Thursday will see the release of the advance estimate for first-quarter GDP growth. The report is expected to show that the economy grew at an annualized rate of 6.6 percent during the quarter, up from the 4.3 percent annualized growth rate in the fourth quarter of 2020. This result is anticipated in large part due to forecasts for a surge in personal consumption to start the year. Economists expect personal consumption to rise by 10.3 percent on an annualized basis during the first quarter, in a significant boost from the 2.3 percent annualized growth rate recorded in 2020’s final quarter. Personal consumption in 2021 has been supported by multiple rounds of federal stimulus payments and public health improvements that have allowed for an easing of state and local restrictions. Ultimately, if estimates prove accurate, this report would be another signal that the economic recovery has accelerated and further growth can be expected.
Thursday will also see the release of the initial jobless claims report for the week ending April 24. Economists expect to see the number of initial unemployment claims increase modestly from 547,000 to 550,000 during the week. If estimates hold, this report would mark three straight weeks with initial claims coming in under 600,000—an encouraging sign that the labor market recovery continues at a healthy rate. We hit a 2021 high of 904,000 initial claims in early January as the third wave of the pandemic was peaking. Ever since, we have seen steady progress in getting case growth under control, which has accelerated the labor market recovery. Looking forward, if progress continues on the mass vaccination front, further improvements for the labor market can be expected. With that said, the number of initial weekly claims remains high on a historical basis. This weekly report will be closely monitored until substantial progress is made in getting weekly unemployment claims back to pre-pandemic levels.
We’ll finish the week with Friday’s release of the March personal income and personal spending reports. Personal spending is expected to increase by 4.3 percent during the month, following a 1 percent decline in February. This forecast is based on the tailwind from the additional round of stimulus checks distributed in March, as well as easing of state and local restrictions. If estimates prove accurate, the increase in personal spending would echo the 9.8 percent increase in retail sales we saw in March. It would also be a good sign for overall economic growth during the month. Personal income has been very volatile on a month-to-month basis since the start of the pandemic, driven by shifting federal stimulus payments.
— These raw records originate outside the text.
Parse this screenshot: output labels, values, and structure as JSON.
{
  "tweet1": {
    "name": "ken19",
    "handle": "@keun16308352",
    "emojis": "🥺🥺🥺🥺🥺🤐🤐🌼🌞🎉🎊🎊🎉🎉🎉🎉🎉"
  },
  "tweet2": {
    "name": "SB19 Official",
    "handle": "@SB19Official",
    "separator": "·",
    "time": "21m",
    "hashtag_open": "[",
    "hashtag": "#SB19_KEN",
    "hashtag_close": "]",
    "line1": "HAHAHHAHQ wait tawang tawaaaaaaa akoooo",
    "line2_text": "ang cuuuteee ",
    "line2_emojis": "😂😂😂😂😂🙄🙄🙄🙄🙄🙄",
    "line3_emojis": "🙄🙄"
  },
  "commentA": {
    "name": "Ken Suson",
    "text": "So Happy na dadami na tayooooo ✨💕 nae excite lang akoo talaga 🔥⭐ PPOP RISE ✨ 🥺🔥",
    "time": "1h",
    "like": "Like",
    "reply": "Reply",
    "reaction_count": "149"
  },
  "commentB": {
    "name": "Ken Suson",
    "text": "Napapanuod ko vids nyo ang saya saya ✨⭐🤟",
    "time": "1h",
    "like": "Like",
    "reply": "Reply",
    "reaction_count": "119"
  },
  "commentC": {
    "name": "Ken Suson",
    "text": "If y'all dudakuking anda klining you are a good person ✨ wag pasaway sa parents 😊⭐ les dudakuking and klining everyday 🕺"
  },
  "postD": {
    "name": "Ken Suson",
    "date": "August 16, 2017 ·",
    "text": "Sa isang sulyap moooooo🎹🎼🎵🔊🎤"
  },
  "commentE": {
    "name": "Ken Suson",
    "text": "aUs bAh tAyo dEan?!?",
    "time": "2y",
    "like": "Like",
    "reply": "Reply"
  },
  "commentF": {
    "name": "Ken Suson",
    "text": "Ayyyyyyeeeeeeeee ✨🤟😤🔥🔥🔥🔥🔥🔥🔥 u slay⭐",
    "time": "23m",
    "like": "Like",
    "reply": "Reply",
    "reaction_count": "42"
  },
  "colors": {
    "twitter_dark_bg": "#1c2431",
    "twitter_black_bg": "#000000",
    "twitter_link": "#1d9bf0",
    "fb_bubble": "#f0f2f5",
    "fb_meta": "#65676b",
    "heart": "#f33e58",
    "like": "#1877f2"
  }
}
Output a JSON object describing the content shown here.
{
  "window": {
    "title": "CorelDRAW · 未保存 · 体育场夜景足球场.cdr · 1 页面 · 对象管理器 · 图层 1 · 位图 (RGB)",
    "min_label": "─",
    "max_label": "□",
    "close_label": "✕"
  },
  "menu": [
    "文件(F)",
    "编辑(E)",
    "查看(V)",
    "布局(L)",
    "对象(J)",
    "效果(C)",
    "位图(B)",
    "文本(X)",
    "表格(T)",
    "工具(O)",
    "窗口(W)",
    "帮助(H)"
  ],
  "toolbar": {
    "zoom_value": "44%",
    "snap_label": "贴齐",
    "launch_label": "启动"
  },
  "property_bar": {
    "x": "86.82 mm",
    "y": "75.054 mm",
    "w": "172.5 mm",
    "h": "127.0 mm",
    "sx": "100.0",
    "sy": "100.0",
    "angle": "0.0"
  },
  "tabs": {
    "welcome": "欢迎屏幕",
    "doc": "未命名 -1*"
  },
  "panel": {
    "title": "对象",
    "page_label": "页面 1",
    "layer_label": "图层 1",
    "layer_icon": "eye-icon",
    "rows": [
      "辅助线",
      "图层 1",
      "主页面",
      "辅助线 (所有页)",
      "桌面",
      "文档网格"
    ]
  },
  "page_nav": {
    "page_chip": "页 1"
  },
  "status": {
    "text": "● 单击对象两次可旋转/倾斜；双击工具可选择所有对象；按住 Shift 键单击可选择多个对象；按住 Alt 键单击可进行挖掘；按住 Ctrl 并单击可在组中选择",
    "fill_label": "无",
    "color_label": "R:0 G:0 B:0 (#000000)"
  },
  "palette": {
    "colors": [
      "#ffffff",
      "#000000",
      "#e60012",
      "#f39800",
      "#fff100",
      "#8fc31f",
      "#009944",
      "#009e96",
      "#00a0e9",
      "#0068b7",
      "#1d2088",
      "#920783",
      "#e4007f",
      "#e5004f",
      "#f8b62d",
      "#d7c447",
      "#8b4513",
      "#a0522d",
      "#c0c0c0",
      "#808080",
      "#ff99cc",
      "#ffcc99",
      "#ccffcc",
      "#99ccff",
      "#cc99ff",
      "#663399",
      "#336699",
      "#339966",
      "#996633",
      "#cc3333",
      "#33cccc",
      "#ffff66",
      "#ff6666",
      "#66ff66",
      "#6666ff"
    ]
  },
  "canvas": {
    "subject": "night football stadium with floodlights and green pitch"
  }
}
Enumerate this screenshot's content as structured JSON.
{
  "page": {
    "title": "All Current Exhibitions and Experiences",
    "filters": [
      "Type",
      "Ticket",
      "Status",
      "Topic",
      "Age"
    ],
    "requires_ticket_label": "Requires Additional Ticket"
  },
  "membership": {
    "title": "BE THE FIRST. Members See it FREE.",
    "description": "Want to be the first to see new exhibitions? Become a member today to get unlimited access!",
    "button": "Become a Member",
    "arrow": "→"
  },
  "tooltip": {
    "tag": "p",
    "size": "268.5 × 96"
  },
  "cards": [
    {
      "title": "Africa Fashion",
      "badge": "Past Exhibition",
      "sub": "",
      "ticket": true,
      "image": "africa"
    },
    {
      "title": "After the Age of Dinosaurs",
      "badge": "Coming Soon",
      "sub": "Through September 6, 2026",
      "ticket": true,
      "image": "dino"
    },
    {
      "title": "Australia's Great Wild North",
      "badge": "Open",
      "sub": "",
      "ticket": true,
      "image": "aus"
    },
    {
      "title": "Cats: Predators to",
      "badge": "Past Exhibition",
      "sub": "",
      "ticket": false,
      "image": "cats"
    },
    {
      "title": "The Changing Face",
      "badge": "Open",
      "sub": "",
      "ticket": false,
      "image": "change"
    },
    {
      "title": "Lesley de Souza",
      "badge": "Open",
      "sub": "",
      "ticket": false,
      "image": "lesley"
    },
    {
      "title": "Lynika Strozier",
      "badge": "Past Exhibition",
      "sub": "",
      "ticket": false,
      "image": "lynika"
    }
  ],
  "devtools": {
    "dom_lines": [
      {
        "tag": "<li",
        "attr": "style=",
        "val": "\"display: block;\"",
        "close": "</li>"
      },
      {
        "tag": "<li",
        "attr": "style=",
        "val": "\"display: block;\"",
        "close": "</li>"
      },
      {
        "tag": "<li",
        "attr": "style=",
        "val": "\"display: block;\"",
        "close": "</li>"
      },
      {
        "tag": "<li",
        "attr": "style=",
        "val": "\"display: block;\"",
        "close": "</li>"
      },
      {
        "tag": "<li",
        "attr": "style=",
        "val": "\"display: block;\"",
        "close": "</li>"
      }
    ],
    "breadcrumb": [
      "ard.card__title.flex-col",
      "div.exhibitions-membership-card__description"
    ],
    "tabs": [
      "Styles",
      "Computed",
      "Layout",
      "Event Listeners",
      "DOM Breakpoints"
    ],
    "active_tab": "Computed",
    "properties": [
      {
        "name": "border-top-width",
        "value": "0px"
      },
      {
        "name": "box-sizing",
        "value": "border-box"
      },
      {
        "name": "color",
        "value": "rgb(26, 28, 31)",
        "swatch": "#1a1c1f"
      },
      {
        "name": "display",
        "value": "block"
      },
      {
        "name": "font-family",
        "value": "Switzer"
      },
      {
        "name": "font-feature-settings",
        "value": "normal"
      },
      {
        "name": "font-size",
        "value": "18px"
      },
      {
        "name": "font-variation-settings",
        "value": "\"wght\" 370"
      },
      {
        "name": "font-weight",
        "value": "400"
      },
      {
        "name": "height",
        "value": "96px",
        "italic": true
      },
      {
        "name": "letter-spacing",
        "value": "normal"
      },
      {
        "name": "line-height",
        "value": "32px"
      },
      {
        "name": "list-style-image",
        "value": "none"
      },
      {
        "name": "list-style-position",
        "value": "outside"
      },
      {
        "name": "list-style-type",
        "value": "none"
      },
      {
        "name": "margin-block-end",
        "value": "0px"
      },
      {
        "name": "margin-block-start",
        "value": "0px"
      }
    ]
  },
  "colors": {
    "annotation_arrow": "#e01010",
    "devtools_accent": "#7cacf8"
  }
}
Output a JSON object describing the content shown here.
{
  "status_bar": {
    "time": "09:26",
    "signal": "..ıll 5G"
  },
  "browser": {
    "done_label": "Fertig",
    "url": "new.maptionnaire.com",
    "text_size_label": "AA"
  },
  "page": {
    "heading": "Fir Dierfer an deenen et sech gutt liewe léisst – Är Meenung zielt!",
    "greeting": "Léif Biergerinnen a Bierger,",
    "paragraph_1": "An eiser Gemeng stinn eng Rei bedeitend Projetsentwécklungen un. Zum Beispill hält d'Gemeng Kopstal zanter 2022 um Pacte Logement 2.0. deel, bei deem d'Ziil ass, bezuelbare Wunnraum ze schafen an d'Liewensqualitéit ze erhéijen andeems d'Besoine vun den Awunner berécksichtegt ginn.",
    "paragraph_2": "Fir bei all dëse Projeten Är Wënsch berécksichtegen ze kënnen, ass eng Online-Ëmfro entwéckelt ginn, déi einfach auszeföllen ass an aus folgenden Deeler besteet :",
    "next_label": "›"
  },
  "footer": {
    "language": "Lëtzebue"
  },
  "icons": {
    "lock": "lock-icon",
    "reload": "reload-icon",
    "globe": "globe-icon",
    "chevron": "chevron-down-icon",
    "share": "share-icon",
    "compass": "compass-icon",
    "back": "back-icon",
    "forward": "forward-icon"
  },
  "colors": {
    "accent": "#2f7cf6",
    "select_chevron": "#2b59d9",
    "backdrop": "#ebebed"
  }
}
Economists expect to see income rise by 20.1 percent in March, reflecting the impact of the $1,400 stimulus checks received during the month.
That’s it for this week—thanks for reading and stay safe!